BEGIN INPUT DATA

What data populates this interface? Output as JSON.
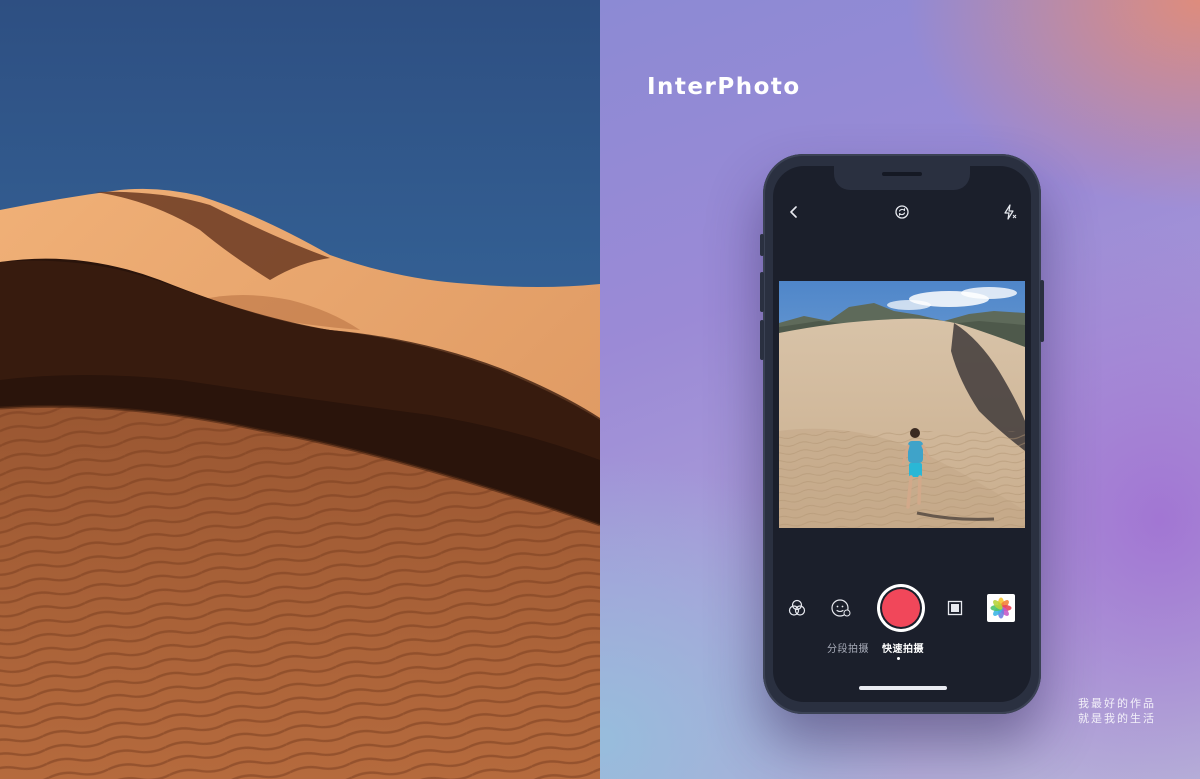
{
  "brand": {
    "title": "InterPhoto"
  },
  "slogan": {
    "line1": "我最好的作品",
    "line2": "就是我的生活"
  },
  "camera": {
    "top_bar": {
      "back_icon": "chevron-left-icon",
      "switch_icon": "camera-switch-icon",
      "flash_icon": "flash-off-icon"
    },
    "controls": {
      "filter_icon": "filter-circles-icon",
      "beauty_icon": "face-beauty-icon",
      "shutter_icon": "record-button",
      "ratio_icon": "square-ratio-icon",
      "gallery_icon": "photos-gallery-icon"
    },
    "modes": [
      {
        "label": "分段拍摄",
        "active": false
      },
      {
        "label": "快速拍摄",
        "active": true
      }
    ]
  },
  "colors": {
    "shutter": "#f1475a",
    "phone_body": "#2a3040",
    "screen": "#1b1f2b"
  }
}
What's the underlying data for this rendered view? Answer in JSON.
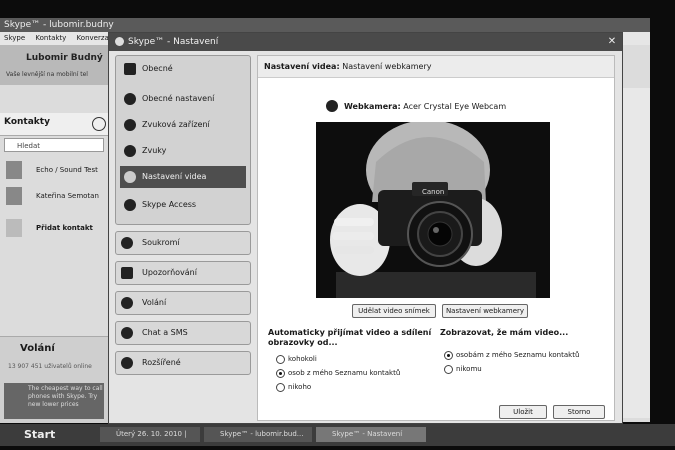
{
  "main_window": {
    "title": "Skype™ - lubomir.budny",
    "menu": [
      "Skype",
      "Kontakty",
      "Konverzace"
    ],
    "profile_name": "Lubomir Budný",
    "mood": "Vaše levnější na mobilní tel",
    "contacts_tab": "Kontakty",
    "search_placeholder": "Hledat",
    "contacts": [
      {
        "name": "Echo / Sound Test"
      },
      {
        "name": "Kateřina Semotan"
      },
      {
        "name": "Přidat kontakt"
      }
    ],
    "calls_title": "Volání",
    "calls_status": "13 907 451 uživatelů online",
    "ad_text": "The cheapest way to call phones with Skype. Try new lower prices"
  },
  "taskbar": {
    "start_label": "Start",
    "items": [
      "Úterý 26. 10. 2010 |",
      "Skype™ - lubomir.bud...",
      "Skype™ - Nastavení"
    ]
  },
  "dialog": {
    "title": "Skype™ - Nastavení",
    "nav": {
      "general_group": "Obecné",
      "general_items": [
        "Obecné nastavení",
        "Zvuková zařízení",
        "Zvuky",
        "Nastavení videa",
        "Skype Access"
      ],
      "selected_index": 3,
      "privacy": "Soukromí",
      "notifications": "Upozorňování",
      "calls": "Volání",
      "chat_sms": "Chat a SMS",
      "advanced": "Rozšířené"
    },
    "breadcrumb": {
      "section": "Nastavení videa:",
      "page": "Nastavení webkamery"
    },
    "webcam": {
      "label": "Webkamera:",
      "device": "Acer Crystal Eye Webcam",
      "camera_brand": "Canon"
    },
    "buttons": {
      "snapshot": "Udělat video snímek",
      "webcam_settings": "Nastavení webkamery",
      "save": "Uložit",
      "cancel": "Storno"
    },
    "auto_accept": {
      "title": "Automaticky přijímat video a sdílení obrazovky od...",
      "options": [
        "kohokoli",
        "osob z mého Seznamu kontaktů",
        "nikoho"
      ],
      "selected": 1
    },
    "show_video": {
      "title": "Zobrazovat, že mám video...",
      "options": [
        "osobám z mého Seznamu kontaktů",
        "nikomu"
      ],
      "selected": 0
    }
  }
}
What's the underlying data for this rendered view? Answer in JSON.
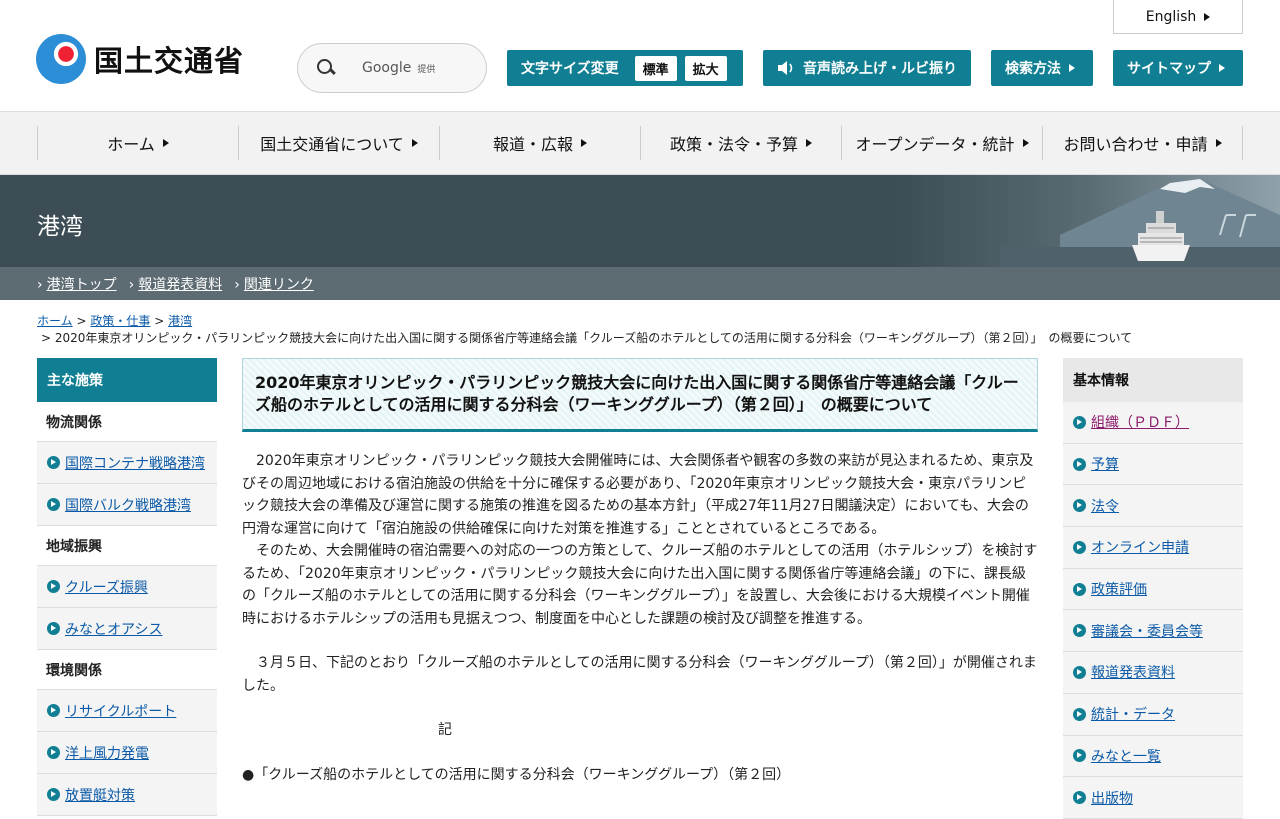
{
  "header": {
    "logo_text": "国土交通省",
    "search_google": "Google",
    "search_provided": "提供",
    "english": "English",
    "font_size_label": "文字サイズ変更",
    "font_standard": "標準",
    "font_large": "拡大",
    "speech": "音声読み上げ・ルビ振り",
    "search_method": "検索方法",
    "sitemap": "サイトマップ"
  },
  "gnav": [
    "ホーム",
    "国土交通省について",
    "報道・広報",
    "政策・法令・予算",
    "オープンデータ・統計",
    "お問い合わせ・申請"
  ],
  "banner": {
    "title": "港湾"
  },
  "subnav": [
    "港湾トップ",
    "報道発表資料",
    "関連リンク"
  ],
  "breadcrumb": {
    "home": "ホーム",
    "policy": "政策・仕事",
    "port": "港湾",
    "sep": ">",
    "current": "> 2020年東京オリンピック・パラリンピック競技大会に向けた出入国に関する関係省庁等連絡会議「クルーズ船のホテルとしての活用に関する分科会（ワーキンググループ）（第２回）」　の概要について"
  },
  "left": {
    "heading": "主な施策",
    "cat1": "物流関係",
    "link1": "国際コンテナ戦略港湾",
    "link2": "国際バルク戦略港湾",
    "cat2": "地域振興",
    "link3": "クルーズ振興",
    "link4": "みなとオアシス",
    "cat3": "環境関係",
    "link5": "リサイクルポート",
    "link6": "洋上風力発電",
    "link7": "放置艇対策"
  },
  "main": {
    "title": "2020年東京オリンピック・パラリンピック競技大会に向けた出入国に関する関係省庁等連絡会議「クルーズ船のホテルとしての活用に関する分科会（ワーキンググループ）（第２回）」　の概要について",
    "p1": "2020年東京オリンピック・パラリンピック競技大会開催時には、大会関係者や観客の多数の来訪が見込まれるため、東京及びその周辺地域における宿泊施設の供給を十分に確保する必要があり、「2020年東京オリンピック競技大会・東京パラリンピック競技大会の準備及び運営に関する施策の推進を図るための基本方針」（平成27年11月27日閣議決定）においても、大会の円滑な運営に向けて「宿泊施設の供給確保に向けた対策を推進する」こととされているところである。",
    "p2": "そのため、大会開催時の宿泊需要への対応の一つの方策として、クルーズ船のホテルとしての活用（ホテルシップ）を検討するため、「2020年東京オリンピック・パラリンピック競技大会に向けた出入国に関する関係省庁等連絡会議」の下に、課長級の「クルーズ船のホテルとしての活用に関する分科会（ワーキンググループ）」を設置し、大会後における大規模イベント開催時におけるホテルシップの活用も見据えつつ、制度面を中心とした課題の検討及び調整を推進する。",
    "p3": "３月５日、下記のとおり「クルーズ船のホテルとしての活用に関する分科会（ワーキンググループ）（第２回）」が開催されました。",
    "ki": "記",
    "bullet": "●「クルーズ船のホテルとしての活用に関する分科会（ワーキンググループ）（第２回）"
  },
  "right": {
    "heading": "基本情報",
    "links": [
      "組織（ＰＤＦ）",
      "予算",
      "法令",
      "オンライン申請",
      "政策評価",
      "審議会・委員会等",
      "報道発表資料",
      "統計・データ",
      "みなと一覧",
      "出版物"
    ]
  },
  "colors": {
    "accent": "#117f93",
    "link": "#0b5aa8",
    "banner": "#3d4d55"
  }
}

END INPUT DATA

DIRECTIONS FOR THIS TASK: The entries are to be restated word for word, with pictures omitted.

EXPECTED ANSWER:
What data populates this interface? Output as JSON.
{
  "brand": {
    "title": "InterPhoto"
  },
  "slogan": {
    "line1": "我最好的作品",
    "line2": "就是我的生活"
  },
  "camera": {
    "top_bar": {
      "back_icon": "chevron-left-icon",
      "switch_icon": "camera-switch-icon",
      "flash_icon": "flash-off-icon"
    },
    "controls": {
      "filter_icon": "filter-circles-icon",
      "beauty_icon": "face-beauty-icon",
      "shutter_icon": "record-button",
      "ratio_icon": "square-ratio-icon",
      "gallery_icon": "photos-gallery-icon"
    },
    "modes": [
      {
        "label": "分段拍摄",
        "active": false
      },
      {
        "label": "快速拍摄",
        "active": true
      }
    ]
  },
  "colors": {
    "shutter": "#f1475a",
    "phone_body": "#2a3040",
    "screen": "#1b1f2b"
  }
}
What's the underlying data for this rendered view? Answer in JSON.
{
  "main_window": {
    "title": "Skype™ - lubomir.budny",
    "menu": [
      "Skype",
      "Kontakty",
      "Konverzace"
    ],
    "profile_name": "Lubomir Budný",
    "mood": "Vaše levnější na mobilní tel",
    "contacts_tab": "Kontakty",
    "search_placeholder": "Hledat",
    "contacts": [
      {
        "name": "Echo / Sound Test"
      },
      {
        "name": "Kateřina Semotan"
      },
      {
        "name": "Přidat kontakt"
      }
    ],
    "calls_title": "Volání",
    "calls_status": "13 907 451 uživatelů online",
    "ad_text": "The cheapest way to call phones with Skype. Try new lower prices"
  },
  "taskbar": {
    "start_label": "Start",
    "items": [
      "Úterý 26. 10. 2010 |",
      "Skype™ - lubomir.bud...",
      "Skype™ - Nastavení"
    ]
  },
  "dialog": {
    "title": "Skype™ - Nastavení",
    "nav": {
      "general_group": "Obecné",
      "general_items": [
        "Obecné nastavení",
        "Zvuková zařízení",
        "Zvuky",
        "Nastavení videa",
        "Skype Access"
      ],
      "selected_index": 3,
      "privacy": "Soukromí",
      "notifications": "Upozorňování",
      "calls": "Volání",
      "chat_sms": "Chat a SMS",
      "advanced": "Rozšířené"
    },
    "breadcrumb": {
      "section": "Nastavení videa:",
      "page": "Nastavení webkamery"
    },
    "webcam": {
      "label": "Webkamera:",
      "device": "Acer Crystal Eye Webcam",
      "camera_brand": "Canon"
    },
    "buttons": {
      "snapshot": "Udělat video snímek",
      "webcam_settings": "Nastavení webkamery",
      "save": "Uložit",
      "cancel": "Storno"
    },
    "auto_accept": {
      "title": "Automaticky přijímat video a sdílení obrazovky od...",
      "options": [
        "kohokoli",
        "osob z mého Seznamu kontaktů",
        "nikoho"
      ],
      "selected": 1
    },
    "show_video": {
      "title": "Zobrazovat, že mám video...",
      "options": [
        "osobám z mého Seznamu kontaktů",
        "nikomu"
      ],
      "selected": 0
    }
  }
}
What's the underlying data for this rendered view? Answer in JSON.
{
  "header": {
    "logo_text": "国土交通省",
    "search_google": "Google",
    "search_provided": "提供",
    "english": "English",
    "font_size_label": "文字サイズ変更",
    "font_standard": "標準",
    "font_large": "拡大",
    "speech": "音声読み上げ・ルビ振り",
    "search_method": "検索方法",
    "sitemap": "サイトマップ"
  },
  "gnav": [
    "ホーム",
    "国土交通省について",
    "報道・広報",
    "政策・法令・予算",
    "オープンデータ・統計",
    "お問い合わせ・申請"
  ],
  "banner": {
    "title": "港湾"
  },
  "subnav": [
    "港湾トップ",
    "報道発表資料",
    "関連リンク"
  ],
  "breadcrumb": {
    "home": "ホーム",
    "policy": "政策・仕事",
    "port": "港湾",
    "sep": ">",
    "current": "> 2020年東京オリンピック・パラリンピック競技大会に向けた出入国に関する関係省庁等連絡会議「クルーズ船のホテルとしての活用に関する分科会（ワーキンググループ）（第２回）」　の概要について"
  },
  "left": {
    "heading": "主な施策",
    "cat1": "物流関係",
    "link1": "国際コンテナ戦略港湾",
    "link2": "国際バルク戦略港湾",
    "cat2": "地域振興",
    "link3": "クルーズ振興",
    "link4": "みなとオアシス",
    "cat3": "環境関係",
    "link5": "リサイクルポート",
    "link6": "洋上風力発電",
    "link7": "放置艇対策"
  },
  "main": {
    "title": "2020年東京オリンピック・パラリンピック競技大会に向けた出入国に関する関係省庁等連絡会議「クルーズ船のホテルとしての活用に関する分科会（ワーキンググループ）（第２回）」　の概要について",
    "p1": "2020年東京オリンピック・パラリンピック競技大会開催時には、大会関係者や観客の多数の来訪が見込まれるため、東京及びその周辺地域における宿泊施設の供給を十分に確保する必要があり、「2020年東京オリンピック競技大会・東京パラリンピック競技大会の準備及び運営に関する施策の推進を図るための基本方針」（平成27年11月27日閣議決定）においても、大会の円滑な運営に向けて「宿泊施設の供給確保に向けた対策を推進する」こととされているところである。",
    "p2": "そのため、大会開催時の宿泊需要への対応の一つの方策として、クルーズ船のホテルとしての活用（ホテルシップ）を検討するため、「2020年東京オリンピック・パラリンピック競技大会に向けた出入国に関する関係省庁等連絡会議」の下に、課長級の「クルーズ船のホテルとしての活用に関する分科会（ワーキンググループ）」を設置し、大会後における大規模イベント開催時におけるホテルシップの活用も見据えつつ、制度面を中心とした課題の検討及び調整を推進する。",
    "p3": "３月５日、下記のとおり「クルーズ船のホテルとしての活用に関する分科会（ワーキンググループ）（第２回）」が開催されました。",
    "ki": "記",
    "bullet": "●「クルーズ船のホテルとしての活用に関する分科会（ワーキンググループ）（第２回）"
  },
  "right": {
    "heading": "基本情報",
    "links": [
      "組織（ＰＤＦ）",
      "予算",
      "法令",
      "オンライン申請",
      "政策評価",
      "審議会・委員会等",
      "報道発表資料",
      "統計・データ",
      "みなと一覧",
      "出版物"
    ]
  },
  "colors": {
    "accent": "#117f93",
    "link": "#0b5aa8",
    "banner": "#3d4d55"
  }
}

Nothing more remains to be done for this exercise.